This section is from the book "Handbook Of Hardy Trees, Shrubs, And Herbaceous Plants", by W. Botting Hemsley. Also available from Amazon: Handbook of hardy trees, shrubs, and herbaceous plants.
A large genus of annual and perennial herbs of very diverse habit. Involucre globose or oblong; bracts imbricated, scarious, fringed, toothed, or spinous. Receptacle bristly. Florets all tubular, the outer ones often larger and neuter; lobes 5, narrow. Achene flattened; pappus short and bristly, rarely none. There are upwards of 200 species, the greater part of which inhabit the countries bordering the Mediterranean Sea. C. nigra, Knapweed or Buttonweed, is a familiar native example. The name is of classical origin. We must limit ourselves to a small selection.
1. G. Cyanus. Cornflower. - This handsome species is commonly seen in our corn-fields, where its bright blue flower-heads are highly attractive. It grows from 2 to 3 feet high, bearing numerous terminal stalked flower-heads. Leaves linear, entire or lobed, cottony. Under cultivation this species has produced white, pink, and purple varieties.
2. C. Americana (fig. 149). - A very ornamental species, about 3 or 4 feet high. Flower-heads very large, lilac-purple. A native of the southern United States.
Fig. 149. Centaurea Americana. (1/4 nat. size.)
C. depressa is a blue-flowered branching species about 18 inches high; and G. moschata, Sweet Sultan, and G. Amberboi, Yellow Sultan, are Eastern species, the latter with pale yellow and the former with purple or white agreeably scented flower-heads. These two species are also sold under the name Amber-boa.
3. C. Babylonica (fig. 150). - This attains a height of 6 feet or more, and is clothed with a white cottony down: Flower-heads yellow, appearing in July. Levant.
Fig. 150. Centaurea Babylonica. (1/20 nat. size.)
4. C. Ragusina. - This is a frutescent species with silver-white pinnate foliage, now very common in gardens, where it is employed for contrasting with bright-flowered bedding plants. The yellow flower-heads are of medium size and very pretty. But it is for the foliage mainly that this and some allied species are cultivated. Amongst these we may mention, C. dealbata; C. candidissima, syn. C. Cineraria, with leathery pinnate leaves having a large terminal rounded lobe; and C. Clementei.

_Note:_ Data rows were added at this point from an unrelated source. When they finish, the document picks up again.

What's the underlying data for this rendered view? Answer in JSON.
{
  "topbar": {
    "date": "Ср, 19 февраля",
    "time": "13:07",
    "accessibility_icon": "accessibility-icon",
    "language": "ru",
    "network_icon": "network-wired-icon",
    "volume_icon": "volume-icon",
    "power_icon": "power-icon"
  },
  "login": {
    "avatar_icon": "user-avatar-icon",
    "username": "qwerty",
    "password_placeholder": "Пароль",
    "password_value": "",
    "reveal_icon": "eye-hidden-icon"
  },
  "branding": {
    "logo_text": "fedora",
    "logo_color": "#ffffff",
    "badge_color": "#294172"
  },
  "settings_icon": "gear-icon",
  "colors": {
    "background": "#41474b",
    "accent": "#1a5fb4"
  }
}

Other perennial species occasionally seen are C. macrocephala with simple stems and immense solitary yellow flower-heads; and C. orientalis, a more branching plant with yellow flower-heads.

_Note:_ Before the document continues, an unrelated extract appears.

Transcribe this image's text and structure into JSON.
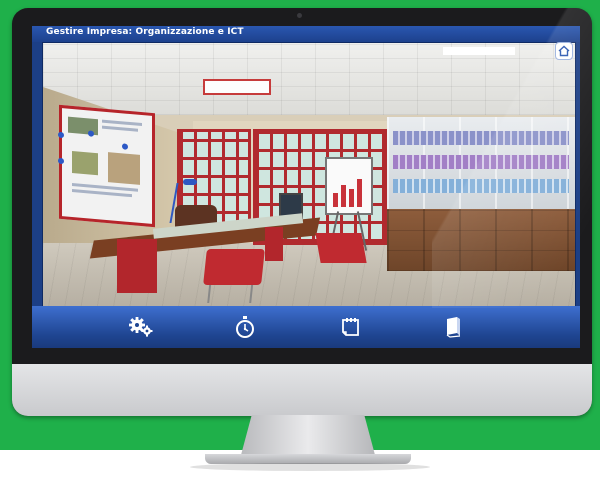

A few other species of this group worthy of a place in a large garden are: Carthamus tinctorius, Safflower, a rigid erect annual with leafy involucres and orange-red florets; Carduus Marianus, Blessed Thistle, a more familiar plant, having spiny leaves veined with white and (drooping purple flower-heads; Sonchus macranthus, Onopordon Acanthium, 0. horridum, and 0. Tauricum, and Cdrduus afer, perennials of large size, prickly foliage, and large purple flower-heads.